Next stop is the plot of “El Pedregal,” which is very special. The soil is covered with calcareous stones and the plot is surrounded with olive trees. It looks like the trees are protecting the plot. You feel silence and clean air. The calcareous soil gives vibrant acidity to this wine.  

Parellada is a Catalonian grape that no one really gives any special attention to. We say that the personality of Parellada is floral and fresh. It’s always thought of as the supporting actor in a Cava blend. But El Pedregal has a strong personality and is complex. 

What I enjoy most about visits to see Mariona and Albert is getting lost amongst very, very old Trepat vines. One plot called “El Sola” was planted in 1900. I get emotional whenever I see  the plot of Cabernet Sauvignon that Albert’s father planted over 25 years ago. He chose the variety simply because he loves it. Albert’s father carefully selected the very best plot, which is north-facing and cultivated at a high altitude in Conca, as this grape is native to the Atlantic climate. 

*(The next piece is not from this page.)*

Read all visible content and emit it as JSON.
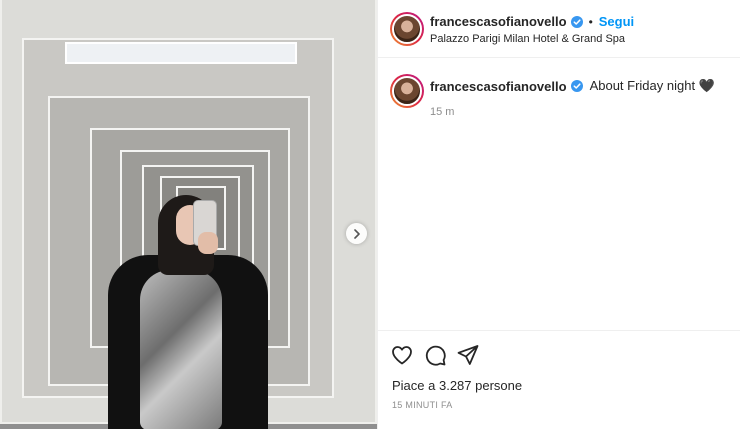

The average age of Albert and Mariona’s vineyards are old. Most are over 40 years. They are all well balanced because Mariona, Albert, and their family look after each vine. They stretch their wrinkled branches to the blue sky. Recently, Mariona and Albert found some plots of very old Trepat that had been completely abandoned. They are recovering them by themselves. Their aim is to preserve what you see now for the future. Every corner has a special meaning, and they are so happy and confident to show us their new ideas through their wines. 

Their cellar is in a small industrial area in the village of Pira. There is nothing very glamorous or modernist to see here, but they transformed their space into a very practical cellar with a lot of love and DIY spirit. In 2020, they set up a “chiringuito” (a small bar on the beach) in the vineyards to receive visitors, which they decorated by hand with old farming tools.  Mariona and Albert work equally together. I love to see how they divide their tasks and support each other. They are partners, work colleagues, and above all, share the same passion and spirit.